— sfpelosi (@sfpelosi) March 4, 2016
Ed Kilgore, at NYMag:
… As a starting point for the anti-Trump collective action cabal, tonight’s debate was probably about as good as it gets. For long, long minutes Rubio beat up on the Donald as a con man and Cruz savaged him as a crypto-Democrat, the two lines of attack regularly reinforced by the moderators and converging in the impression that the man’s a terrible gamble even for the people who are most attracted to him. From long experience during this campaign, it would be foolish to assume the debate damaged Trump’s standing significantly. But if it didn’t, perhaps the man is indeed bulletproof. He did seem uncharacteristically flustered at times.
It’s unlikely Rubio–who for the second debate in a row got into long insult-laden crosstalk exchanges with Trump–or Cruz helped themselves that much. But again, in the collective action scenario they’re like crime bosses who’ve agreed to rub out a common opponent while recognizing that they will have their own reckoning down the line. Meanwhile Kasich was either smart or lucky enough to get a bye into a later round, though if he loses Ohio he will be dumped from the convention cabal unceremoniously for failure to bring delegates to the table…
(Don’t know about Ohio, but as a former Michigander I would be very surprised if Kasich won in Michigan. Denizens of the two states loathe each other with a pure and impartial hatred — imagine the NY/NJ rivalry if neither state had a significant financial advantage over the other.)
Rubio and Cruz saying they will support Trump seems like the most consequential moment of a pretty inconsequential night
— Dan Pfeiffer (@danpfeiffer) March 4, 2016
Jamelle Bouie, at Slate — “Rubio and Cruz Just Undermined Every Legitimate Attack They Have Made Against Trump”:
… Earlier, I criticized Mitt Romney for making his moral argument against Trump subordinate to his electoral one—that the real estate mogul would lead the Republican Party to crushing defeat and place Hillary Clinton in the White House. At the same time, Romney’s speech—a forceful attack on Trump as a threat to democracy—was an unprecedented step, the closest thing we’ve seen to a complete disavowal of Trump. And in small ways, it filtered down to the Republican presidential candidates. Rubio, for instance, hammered Trump on his business record while Cruz went after him for supporting Democrats. Romney, it seems, had given new life to the anti-Trump effort, days after the demagogic reality TV star dominated Super Tuesday.
With those final answers, however, the effort fell flat.

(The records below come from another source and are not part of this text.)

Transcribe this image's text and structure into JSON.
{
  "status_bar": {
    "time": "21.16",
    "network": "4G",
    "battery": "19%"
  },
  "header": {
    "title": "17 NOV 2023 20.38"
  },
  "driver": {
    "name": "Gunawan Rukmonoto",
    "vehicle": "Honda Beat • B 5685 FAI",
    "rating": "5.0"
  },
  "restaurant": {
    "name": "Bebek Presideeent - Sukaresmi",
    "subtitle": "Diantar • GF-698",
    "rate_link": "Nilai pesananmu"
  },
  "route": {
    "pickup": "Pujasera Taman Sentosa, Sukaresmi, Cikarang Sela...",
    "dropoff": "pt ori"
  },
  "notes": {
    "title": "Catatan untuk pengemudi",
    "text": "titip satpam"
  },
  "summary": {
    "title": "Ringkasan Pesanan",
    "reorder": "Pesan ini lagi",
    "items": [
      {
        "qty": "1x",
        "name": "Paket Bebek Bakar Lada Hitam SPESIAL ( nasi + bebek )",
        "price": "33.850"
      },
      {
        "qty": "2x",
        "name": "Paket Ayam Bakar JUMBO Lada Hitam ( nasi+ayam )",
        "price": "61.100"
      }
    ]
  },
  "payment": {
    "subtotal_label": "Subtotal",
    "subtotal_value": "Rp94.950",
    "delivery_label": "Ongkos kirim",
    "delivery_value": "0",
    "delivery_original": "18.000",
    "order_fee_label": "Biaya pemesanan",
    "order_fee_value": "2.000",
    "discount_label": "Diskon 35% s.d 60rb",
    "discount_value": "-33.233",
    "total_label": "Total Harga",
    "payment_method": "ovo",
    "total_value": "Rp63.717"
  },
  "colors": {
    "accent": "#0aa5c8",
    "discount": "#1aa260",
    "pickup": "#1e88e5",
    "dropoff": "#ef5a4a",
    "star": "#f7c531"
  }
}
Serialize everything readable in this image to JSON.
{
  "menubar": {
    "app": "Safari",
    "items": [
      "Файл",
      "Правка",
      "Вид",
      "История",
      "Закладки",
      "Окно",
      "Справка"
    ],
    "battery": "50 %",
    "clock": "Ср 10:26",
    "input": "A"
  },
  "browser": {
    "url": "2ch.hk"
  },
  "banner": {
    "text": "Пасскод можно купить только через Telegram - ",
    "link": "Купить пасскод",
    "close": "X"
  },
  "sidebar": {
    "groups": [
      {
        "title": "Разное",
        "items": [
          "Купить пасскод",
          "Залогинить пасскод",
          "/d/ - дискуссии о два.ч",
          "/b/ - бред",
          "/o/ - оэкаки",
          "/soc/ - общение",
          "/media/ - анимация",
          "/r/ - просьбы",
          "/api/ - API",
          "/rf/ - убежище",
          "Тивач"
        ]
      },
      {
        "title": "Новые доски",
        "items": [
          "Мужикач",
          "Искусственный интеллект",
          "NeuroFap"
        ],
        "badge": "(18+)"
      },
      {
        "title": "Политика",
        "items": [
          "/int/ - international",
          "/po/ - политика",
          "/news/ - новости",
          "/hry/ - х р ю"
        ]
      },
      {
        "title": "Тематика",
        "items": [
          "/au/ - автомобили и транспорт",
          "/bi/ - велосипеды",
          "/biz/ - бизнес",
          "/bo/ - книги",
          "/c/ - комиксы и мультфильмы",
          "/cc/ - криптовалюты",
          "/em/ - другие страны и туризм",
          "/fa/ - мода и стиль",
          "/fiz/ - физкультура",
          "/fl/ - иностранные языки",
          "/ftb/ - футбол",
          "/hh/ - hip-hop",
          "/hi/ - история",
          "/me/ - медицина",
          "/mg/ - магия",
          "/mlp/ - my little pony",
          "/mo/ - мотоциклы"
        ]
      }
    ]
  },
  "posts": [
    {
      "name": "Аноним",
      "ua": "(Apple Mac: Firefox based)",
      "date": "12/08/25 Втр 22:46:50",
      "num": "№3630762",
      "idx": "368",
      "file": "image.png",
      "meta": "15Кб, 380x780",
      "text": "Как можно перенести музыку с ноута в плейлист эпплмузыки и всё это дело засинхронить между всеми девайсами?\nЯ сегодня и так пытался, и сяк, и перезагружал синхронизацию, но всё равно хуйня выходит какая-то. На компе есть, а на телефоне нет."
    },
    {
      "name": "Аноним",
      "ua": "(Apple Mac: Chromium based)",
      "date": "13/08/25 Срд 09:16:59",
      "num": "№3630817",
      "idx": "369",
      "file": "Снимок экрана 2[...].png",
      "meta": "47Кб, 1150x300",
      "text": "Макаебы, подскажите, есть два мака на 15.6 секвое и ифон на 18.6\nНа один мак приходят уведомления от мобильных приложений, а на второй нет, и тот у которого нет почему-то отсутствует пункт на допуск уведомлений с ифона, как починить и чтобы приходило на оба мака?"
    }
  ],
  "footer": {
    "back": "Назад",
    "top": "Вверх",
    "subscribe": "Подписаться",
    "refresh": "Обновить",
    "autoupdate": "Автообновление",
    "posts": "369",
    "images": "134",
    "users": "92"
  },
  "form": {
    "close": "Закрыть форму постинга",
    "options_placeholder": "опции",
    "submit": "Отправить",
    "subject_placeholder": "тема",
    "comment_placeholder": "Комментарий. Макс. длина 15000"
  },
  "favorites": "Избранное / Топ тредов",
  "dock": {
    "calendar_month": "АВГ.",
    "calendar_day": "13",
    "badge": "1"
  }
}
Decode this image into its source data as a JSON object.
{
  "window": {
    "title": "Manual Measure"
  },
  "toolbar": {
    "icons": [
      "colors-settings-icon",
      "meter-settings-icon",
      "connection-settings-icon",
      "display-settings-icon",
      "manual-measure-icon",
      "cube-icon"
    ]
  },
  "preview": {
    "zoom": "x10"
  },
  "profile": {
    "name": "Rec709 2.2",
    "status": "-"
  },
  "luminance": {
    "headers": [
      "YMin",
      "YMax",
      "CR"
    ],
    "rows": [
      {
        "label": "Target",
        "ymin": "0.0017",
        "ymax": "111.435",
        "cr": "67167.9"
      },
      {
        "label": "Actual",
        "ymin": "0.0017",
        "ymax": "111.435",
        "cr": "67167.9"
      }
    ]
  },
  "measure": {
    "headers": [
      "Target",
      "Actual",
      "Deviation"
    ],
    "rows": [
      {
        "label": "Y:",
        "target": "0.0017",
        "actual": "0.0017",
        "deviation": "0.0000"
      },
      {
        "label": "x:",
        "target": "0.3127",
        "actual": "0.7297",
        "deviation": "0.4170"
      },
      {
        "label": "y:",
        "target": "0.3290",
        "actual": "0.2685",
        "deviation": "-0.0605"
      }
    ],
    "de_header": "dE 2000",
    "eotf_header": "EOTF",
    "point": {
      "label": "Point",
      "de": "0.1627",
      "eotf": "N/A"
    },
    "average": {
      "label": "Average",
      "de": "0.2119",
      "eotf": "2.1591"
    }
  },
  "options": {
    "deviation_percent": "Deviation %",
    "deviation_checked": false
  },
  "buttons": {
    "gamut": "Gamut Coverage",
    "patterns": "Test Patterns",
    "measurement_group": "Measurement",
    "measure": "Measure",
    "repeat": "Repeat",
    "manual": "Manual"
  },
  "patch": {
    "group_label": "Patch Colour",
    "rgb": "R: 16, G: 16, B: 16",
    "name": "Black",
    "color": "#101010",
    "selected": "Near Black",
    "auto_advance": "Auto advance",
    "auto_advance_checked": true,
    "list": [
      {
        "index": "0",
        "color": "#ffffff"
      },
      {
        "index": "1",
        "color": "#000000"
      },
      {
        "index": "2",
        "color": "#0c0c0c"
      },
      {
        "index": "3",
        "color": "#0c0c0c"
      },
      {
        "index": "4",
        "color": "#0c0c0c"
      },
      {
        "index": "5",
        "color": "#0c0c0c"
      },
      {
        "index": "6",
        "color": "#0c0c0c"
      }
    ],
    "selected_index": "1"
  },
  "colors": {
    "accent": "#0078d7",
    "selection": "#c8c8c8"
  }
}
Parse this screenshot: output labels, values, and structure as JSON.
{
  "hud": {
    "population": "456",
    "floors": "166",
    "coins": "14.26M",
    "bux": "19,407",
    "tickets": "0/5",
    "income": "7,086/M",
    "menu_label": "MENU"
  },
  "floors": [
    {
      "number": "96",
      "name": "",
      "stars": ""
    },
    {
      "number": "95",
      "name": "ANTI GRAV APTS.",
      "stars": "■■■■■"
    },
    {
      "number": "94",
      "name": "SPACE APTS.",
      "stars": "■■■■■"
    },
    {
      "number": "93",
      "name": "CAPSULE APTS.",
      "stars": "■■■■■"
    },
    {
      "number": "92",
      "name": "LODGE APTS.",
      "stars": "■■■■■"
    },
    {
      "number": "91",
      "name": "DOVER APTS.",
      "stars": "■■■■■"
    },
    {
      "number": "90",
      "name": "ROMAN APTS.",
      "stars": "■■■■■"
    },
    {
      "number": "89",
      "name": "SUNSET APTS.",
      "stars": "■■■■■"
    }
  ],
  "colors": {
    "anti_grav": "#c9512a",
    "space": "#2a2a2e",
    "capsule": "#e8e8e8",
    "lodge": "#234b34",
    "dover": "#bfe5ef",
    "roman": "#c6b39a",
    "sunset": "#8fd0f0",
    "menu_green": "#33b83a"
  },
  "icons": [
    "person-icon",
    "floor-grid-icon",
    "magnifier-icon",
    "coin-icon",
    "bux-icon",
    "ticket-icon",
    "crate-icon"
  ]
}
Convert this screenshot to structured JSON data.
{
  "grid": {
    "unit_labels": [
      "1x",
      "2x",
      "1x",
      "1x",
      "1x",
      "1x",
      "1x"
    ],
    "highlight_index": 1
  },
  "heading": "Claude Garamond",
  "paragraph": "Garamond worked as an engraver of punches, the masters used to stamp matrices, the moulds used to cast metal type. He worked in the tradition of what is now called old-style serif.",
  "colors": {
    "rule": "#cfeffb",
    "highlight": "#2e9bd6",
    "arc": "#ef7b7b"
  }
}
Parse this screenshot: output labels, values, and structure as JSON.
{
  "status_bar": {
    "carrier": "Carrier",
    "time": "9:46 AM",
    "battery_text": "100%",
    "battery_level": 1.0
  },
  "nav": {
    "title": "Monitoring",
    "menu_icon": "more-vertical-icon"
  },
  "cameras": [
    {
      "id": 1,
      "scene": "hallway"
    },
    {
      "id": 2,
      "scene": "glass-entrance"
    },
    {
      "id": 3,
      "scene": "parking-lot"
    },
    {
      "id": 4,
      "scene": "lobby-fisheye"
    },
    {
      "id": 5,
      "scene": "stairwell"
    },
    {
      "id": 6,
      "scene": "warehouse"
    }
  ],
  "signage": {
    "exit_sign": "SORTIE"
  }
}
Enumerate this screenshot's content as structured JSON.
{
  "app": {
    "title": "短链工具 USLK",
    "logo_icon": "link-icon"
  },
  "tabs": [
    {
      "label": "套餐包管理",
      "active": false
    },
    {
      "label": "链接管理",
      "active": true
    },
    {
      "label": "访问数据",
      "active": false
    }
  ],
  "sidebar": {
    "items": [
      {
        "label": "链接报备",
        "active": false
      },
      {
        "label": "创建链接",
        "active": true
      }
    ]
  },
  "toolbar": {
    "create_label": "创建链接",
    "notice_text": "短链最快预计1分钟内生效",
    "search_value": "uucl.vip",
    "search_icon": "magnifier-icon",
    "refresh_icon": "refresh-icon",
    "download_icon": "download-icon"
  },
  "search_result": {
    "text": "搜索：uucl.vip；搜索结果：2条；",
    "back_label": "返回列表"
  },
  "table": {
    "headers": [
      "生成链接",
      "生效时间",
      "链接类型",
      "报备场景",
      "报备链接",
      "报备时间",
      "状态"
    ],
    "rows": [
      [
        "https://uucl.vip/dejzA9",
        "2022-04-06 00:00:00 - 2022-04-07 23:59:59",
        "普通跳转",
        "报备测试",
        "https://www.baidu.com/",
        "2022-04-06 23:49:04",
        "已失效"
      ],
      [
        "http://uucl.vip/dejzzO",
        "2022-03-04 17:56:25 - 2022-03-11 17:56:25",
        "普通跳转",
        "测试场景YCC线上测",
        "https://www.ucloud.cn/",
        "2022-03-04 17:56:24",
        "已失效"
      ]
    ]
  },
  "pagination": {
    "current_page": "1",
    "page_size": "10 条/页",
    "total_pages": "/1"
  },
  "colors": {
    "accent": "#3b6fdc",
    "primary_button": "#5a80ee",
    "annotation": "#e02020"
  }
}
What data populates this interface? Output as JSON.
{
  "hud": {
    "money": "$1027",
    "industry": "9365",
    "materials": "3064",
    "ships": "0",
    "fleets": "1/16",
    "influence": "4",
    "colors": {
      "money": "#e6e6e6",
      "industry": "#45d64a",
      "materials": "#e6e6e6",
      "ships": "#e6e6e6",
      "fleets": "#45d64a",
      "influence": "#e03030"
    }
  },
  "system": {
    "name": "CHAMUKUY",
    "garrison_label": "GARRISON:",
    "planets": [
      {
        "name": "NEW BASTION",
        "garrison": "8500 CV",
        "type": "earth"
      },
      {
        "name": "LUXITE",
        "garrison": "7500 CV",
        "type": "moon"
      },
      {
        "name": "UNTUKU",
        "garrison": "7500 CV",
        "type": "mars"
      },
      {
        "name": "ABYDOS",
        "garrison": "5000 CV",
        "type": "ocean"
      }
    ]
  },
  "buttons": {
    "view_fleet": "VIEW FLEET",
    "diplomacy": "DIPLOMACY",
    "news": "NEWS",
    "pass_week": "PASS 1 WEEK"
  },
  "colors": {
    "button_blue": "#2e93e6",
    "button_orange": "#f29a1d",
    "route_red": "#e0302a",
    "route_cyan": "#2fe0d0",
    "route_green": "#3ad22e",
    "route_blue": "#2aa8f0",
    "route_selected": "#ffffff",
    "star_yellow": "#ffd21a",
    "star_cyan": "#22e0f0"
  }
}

No, they weren’t the worst part of the debate—that goes to the brief exchange on lead poisoning in Flint, where Rubio praised Gov. Rick Snyder for his handling of the crisis, despite growing evidence of neglect and incompetence, with deadly consequences for the city’s residents—but they deflated Romney’s anti-Trump argument, revealing the extent to which it’s a hollow exercise and undermining every legitimate attack they made during the night.
As long as Rubio, Cruz, Kasich and the rest of the Republican Party are willing to support Trump as the nominee, it doesn’t matter what they say or how they insult him—Trump retains his stature as a legitimate figure in the Republican Party. Which, as he accumulates votes and delegates, makes him harder to stop…
It is likely that the first female major-party nominee will face a man who just talked about the size of his package at a debate.
— Ryan Teague Beckwith (@ryanbeckwith) March 4, 2016
Apart from that unseemly image — brain bleach goes well with coffee, I hope — what’s on the agenda as we wrap up the week?
Someone needs to get control of this arena–it sounds like a…brokered GOP convention?
— Robert Draper (@DraperRobert) March 4, 2016
Trump adviser says if he comes to Cleveland w lead and establishment tries to deny him, his delegates 'will burn the place down.'
— Trip Gabriel (@tripgabriel) March 4, 2016
Does anyone think he meant that figuratively? https://t.co/NpnkS0T9Rb
— Jon Favreau (@jonfavs) March 4, 2016
None of this would be happening if we'd let Al Gore win that blinking recount
— David Frum (@davidfrum) March 3, 2016